State and local transportation issues, part 1I spent all day Wednesday at a a statewide conference on "Transportation Infrastructure: Establishing Public Policy Priorities" put on by Texas Lyceum at Reliant Center, with the objective of getting something substantive done at the upcoming legislative session in January. The turnout was impressive - several hundred I'd say. It was a mixed format of round-table "fishbowl" expert discussions and breakout sessions for participation, which I found to be a much more engaging format than the usual sequence of lone speakers with Powerpoint slides.
Rosanna Ruiz's Chronicle article on the event is here, including some quotes by yours truly (we randomly ended up a the same table).
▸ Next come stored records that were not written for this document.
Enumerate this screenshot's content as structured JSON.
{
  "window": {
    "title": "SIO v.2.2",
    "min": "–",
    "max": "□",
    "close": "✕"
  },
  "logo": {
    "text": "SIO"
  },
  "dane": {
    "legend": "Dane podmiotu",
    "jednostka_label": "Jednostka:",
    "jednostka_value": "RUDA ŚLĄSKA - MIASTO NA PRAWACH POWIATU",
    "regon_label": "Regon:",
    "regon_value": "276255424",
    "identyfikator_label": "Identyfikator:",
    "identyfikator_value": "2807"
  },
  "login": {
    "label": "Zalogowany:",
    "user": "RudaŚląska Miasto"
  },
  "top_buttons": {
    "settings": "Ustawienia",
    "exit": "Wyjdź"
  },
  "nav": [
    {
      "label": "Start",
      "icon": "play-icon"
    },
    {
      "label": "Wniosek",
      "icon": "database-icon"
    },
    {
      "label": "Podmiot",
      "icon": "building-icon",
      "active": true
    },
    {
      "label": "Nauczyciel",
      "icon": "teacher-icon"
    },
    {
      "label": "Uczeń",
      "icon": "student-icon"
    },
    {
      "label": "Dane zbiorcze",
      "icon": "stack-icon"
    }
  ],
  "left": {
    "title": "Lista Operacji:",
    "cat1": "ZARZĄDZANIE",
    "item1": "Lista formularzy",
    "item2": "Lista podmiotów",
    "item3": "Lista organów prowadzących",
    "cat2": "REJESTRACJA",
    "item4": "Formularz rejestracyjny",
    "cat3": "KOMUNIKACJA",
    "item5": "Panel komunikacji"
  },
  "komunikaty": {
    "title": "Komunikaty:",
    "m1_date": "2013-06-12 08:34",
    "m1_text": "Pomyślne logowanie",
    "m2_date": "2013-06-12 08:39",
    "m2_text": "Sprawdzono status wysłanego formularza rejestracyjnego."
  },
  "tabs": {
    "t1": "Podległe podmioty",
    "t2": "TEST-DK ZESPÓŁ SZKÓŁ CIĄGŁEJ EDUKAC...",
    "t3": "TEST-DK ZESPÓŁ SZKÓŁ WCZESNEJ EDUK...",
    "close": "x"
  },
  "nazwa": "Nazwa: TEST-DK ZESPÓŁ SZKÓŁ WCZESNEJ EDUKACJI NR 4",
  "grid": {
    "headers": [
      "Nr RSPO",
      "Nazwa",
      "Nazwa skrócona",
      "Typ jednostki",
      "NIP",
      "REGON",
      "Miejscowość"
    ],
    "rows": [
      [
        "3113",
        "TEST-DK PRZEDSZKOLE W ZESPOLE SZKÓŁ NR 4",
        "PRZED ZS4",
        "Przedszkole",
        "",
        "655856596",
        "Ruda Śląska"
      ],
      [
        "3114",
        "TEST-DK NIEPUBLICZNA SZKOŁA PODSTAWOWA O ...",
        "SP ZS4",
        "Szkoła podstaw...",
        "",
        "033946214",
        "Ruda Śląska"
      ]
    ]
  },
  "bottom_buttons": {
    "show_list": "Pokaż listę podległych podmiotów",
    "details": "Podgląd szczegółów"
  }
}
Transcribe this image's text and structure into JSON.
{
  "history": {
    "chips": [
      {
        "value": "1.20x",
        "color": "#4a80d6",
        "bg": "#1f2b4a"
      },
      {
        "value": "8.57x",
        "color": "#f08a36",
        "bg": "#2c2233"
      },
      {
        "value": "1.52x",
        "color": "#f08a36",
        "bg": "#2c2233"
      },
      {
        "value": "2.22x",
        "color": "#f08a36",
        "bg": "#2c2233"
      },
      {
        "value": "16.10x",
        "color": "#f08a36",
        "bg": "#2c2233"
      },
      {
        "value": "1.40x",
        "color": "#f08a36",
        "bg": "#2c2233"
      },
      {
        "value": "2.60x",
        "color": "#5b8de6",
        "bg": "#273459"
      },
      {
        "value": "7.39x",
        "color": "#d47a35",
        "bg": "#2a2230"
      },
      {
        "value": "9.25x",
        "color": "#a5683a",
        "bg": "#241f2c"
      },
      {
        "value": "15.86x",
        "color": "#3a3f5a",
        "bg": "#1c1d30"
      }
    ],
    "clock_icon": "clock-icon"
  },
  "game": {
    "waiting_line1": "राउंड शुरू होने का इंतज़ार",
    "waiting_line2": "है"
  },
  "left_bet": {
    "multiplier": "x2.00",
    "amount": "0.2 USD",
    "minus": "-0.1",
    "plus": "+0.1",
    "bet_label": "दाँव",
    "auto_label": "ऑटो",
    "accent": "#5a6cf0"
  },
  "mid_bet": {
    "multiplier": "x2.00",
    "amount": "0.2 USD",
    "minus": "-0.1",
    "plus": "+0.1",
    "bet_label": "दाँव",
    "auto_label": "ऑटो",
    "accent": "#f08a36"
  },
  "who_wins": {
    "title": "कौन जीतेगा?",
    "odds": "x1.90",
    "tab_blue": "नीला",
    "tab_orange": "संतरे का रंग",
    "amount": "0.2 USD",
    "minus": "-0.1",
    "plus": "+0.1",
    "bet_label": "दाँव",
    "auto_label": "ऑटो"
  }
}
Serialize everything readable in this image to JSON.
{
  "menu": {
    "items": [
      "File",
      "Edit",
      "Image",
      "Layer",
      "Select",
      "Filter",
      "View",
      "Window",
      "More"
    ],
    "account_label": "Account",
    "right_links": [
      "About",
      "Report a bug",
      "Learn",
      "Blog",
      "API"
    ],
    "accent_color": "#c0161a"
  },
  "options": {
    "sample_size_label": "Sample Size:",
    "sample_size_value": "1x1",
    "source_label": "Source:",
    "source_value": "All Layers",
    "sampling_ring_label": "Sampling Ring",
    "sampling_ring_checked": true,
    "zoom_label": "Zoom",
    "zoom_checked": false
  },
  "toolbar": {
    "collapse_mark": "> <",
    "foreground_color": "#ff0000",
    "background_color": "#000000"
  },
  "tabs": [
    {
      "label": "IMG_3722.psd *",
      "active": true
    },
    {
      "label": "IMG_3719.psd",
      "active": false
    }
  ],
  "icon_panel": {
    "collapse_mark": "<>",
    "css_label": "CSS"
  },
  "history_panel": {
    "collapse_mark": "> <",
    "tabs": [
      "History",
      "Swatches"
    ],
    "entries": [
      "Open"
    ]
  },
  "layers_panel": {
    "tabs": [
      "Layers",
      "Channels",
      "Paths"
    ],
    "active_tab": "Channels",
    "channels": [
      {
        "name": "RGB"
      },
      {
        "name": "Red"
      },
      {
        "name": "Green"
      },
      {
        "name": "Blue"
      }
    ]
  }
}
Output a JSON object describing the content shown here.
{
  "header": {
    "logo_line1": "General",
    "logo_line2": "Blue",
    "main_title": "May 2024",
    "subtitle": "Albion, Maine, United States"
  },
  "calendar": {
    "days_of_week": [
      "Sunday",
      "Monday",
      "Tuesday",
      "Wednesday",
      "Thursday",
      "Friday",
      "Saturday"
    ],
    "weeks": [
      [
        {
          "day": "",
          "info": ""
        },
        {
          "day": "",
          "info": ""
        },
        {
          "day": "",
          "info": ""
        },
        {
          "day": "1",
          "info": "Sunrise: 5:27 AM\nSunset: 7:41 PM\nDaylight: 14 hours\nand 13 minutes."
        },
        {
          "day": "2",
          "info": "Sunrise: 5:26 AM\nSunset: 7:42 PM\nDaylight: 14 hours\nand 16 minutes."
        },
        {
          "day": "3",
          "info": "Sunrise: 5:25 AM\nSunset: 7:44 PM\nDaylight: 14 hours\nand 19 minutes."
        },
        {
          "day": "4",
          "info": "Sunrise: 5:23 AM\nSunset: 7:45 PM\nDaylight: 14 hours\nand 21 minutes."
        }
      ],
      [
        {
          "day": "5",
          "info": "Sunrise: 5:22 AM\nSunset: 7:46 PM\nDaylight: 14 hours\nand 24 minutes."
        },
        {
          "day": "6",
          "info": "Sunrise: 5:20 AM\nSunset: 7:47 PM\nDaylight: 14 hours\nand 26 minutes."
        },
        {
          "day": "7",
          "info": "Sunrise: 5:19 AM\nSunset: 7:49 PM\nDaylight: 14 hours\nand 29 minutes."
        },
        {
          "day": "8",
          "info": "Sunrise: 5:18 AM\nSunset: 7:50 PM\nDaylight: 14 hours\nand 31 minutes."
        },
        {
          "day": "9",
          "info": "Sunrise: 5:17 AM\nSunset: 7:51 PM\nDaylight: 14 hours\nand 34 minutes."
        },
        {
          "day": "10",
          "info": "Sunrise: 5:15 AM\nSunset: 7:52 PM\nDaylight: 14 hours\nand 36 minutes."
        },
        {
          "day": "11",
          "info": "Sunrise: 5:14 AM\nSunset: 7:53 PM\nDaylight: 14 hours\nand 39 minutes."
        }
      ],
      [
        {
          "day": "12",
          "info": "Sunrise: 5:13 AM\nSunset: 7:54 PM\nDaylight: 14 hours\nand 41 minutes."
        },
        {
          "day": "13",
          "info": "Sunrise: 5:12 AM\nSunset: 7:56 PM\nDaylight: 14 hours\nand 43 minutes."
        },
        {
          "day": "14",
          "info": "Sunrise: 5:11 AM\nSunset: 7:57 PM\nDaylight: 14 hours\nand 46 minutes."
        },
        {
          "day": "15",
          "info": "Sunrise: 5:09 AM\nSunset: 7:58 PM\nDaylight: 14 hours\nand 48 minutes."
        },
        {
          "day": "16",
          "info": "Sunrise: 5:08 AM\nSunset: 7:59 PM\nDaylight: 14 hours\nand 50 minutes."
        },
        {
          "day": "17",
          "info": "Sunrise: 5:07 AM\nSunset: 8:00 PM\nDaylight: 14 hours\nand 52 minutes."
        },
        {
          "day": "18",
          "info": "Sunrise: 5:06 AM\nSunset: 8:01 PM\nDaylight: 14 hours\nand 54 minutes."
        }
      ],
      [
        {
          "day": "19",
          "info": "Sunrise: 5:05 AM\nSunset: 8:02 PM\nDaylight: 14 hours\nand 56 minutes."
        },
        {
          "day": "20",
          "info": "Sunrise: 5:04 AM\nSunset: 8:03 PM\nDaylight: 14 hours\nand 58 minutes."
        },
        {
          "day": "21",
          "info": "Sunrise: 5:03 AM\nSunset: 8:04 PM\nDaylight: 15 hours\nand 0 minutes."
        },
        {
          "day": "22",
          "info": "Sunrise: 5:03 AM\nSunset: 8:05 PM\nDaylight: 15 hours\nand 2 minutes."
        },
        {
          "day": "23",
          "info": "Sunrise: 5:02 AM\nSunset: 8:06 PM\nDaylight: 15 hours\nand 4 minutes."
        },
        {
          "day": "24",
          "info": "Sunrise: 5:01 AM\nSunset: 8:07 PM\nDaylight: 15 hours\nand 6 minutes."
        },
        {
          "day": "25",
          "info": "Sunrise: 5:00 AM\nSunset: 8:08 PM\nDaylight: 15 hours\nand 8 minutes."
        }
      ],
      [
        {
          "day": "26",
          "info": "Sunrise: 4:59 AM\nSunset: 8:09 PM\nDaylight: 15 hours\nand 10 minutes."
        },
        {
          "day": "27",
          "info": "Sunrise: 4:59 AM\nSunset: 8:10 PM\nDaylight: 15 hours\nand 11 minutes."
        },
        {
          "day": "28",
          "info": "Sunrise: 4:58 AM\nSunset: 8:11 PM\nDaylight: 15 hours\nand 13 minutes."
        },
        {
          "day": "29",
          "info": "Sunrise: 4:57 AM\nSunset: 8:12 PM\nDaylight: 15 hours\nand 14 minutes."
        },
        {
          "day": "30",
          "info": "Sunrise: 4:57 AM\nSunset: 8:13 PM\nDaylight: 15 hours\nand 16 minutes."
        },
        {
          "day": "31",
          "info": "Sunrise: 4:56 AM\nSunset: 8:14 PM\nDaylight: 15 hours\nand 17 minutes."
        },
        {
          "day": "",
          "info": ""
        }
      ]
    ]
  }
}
Some observations from the day:
- There was widespread agreement Texas has been chronically under-investing in transportation infrastructure, and the future trends look even worse if something isn't done, mainly around funding.
- Recent hearings around the state indicated that people prefer taxes over tolls, which surprised me.
- Our port has a mismatch problem: the water side is 24/7, but the land/truck side is generally only 16 hours/day because they can't operate when their destinations aren't open to receive the load. My (partial) solution? Determine containers that have long multi-hour drives to their destinations (around the state and beyond), and release those loads to trucks in the middle of the night. By the time they get where they're going, their destination store, factory, warehouse or whatever will be open.
- "Inland ports" were a hot concept to move the congestion away from urban areas and the jobs to underdeveloped parts of the state. One idea from our table: a rail shuttle to move containers from the port into east Texas along the I-69 corridor. Facilities along there would transfer the loads to trucks, which would not go through any congested urban areas in Texas as they head to destinations in the eastern U.S. (as opposed to the cities trucks travel through when they come from south Texas or the port).
- Are we going to be the first generation of Texans to not leave a legacy of generous infrastructure investments to our children?
- "We talk like we want to be California, but we spend like Mississippi."
- Far too many people are on the roads during rush hours that don't need to be (almost half aren't going to or from work). How to we shift that demand to off-peak? Telecom solutions? Road pricing solutions?
- Mary Peters, the U.S. Dept of Transportation Secretary, made some great points about getting rid of the artificial barriers between pots of federal money (like roads vs. transit - let locals decide the best use), that we need move from arbitrary earmarks to strict cost-benefit performance metrics, and that the gas tax has a limited future as we move to higher mileage vehicles as well as those running on alternative fuels (like the coming wave of plug-in hybrids running on electricity for many miles/day). She mentioned a vehicle-miles-traveled (VMT) tax, but it sounds like a privacy (GPS tracking) or fraud (odometer rollbacks) nightmare to me, as well as discouraging investment in higher mileage cars (which the gas tax does).
- She also mentioned that the congestion-priced lanes on CA-91 in Orange County have 40% better throughput (!!) than the free general-purpose lanes because they keep speeds up. I imagine we'll see similar metrics eventually for our new I-10 Katy Freeway managed lanes. I believe more of these lanes is the best and cheapest thing we can do to get more out of current freeway infrastructure as well as raise critically-needed funds for new infrastructure. With that kind of performance improvement, we should even be seriously considering switching over currently free general-purpose lanes to managed - after extensive public education of the benefits, of course.